After Violent Attack by Anarchists, NYTimes Strains to Note Occupy Protests 'Largely Devoid of Property Damage'

Monday brought more downplaying of violence and vandalism within the Occupy Wall Street movement, from the New York Times. Joseph Goldstein and Colin Moynihan reported for the Metro section: "3 Arrested in Manhattan as March Turns Into a Melee."

A group of people who had attended an anarchist book fair in Manhattan later marched to a nearby Starbucks on Saturday night and began swinging at the windows with metal pipes, as frightened customers hid under tables, the police said.

....

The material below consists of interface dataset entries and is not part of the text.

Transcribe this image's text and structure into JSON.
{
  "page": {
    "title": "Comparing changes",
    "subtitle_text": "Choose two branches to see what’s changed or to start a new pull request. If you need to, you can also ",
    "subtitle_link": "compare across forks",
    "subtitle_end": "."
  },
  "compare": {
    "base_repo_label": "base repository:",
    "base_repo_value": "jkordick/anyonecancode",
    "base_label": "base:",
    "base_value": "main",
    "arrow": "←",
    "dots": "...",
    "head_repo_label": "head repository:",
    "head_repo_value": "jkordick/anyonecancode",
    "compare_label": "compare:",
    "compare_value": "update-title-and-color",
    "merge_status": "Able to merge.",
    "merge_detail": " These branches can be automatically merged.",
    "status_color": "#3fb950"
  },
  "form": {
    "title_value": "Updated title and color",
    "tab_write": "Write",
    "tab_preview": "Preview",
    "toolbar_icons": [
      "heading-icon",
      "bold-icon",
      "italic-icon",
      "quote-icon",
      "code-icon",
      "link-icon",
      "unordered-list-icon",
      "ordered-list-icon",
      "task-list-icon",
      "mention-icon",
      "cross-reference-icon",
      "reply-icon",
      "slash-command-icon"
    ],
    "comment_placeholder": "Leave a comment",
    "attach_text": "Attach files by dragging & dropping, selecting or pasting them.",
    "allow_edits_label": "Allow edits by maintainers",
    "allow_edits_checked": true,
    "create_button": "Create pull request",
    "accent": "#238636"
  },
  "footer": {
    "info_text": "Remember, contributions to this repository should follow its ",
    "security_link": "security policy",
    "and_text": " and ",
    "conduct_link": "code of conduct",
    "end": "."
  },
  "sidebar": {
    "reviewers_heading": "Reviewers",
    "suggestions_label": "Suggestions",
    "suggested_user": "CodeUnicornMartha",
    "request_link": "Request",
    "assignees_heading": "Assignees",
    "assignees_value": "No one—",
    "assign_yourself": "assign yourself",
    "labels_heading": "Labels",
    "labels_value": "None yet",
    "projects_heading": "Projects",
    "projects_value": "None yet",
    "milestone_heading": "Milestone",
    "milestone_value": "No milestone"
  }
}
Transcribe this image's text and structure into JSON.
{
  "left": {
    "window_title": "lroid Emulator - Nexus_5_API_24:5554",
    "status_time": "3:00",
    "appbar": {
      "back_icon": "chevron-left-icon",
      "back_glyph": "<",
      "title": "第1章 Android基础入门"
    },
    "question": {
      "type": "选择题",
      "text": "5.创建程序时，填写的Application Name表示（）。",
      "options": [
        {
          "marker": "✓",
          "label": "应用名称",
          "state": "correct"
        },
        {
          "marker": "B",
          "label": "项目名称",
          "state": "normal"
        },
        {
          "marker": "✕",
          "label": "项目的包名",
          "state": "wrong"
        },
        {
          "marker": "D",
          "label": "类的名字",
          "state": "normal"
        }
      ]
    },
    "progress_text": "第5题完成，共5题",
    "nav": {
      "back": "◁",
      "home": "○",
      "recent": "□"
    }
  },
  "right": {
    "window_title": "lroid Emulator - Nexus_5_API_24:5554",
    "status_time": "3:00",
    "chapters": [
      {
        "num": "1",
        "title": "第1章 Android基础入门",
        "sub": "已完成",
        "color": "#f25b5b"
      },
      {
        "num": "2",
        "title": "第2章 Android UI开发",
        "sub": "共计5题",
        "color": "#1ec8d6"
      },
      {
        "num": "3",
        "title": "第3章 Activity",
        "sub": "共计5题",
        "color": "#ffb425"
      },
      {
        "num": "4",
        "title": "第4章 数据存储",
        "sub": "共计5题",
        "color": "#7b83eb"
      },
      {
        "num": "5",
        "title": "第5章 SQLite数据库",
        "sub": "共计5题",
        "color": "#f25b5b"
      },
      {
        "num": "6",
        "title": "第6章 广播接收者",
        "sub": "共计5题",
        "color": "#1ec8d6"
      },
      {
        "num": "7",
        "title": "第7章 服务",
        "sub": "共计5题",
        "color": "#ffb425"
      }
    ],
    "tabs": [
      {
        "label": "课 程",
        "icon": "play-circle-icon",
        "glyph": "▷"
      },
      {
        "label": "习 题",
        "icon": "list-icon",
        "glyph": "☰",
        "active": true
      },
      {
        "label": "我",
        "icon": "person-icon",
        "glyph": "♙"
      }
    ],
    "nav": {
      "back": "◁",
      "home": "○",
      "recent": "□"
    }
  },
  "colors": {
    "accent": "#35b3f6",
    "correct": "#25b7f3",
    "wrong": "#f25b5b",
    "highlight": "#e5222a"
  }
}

When they arrived at the Starbucks, about five blocks east at Astor Place and Lafayette Street, about 8:45 p.m., some in the group began to swing at the windows with long metal pipes, the police said, although on Sunday there was no evident damage to the windows. In a statement, the police said that patrons hid under tables afraid “that they would be hit by flying glass.” Two witnesses said that the group had tried to enter the coffeehouse, but were locked out by those inside.

When a police sergeant and several officers tried to arrest those who were swinging the pipes, about 25 of the demonstrators fought back with the pipes and bottles, the police said; a sergeant and a lieutenant were hurt.

Even after describing the nihilist violence of the anarchists, the Times couldn't help straining to offer a backhanded defense of the related Occupy Wall Street movement, which began as a leftist sit-in at Zuccotti Park in Lower Manhattan.


The demonstration, which, according to the police and witnesses, left in its path a trail of graffiti and tipped garbage cans, had more in common with anarchist actions at events like the Group of 20 meeting in Pittsburgh in 2009 than with the Occupy Wall Street demonstrations in New York, which have been largely devoid of property damage.

That's an interesting formulation, used only when there's been criminal behavior during left-wing marches. An April 24, 2010 story on an illegal immigration rally in Arizona made the silly claim that "hundreds of demonstrators massed, mostly peacefully," while leaving off the attacks on police that occurred. And the Times for some reason skipped right over the massive vandalism and violence of Occupy Oakland.
 

Clay Waters
Clay Waters was director of Times Watch, a former project of the Media Research Center . Read more: http://archive.newsbusters.org/bios/clay-waters.html#ixzz3CdgxLFgQ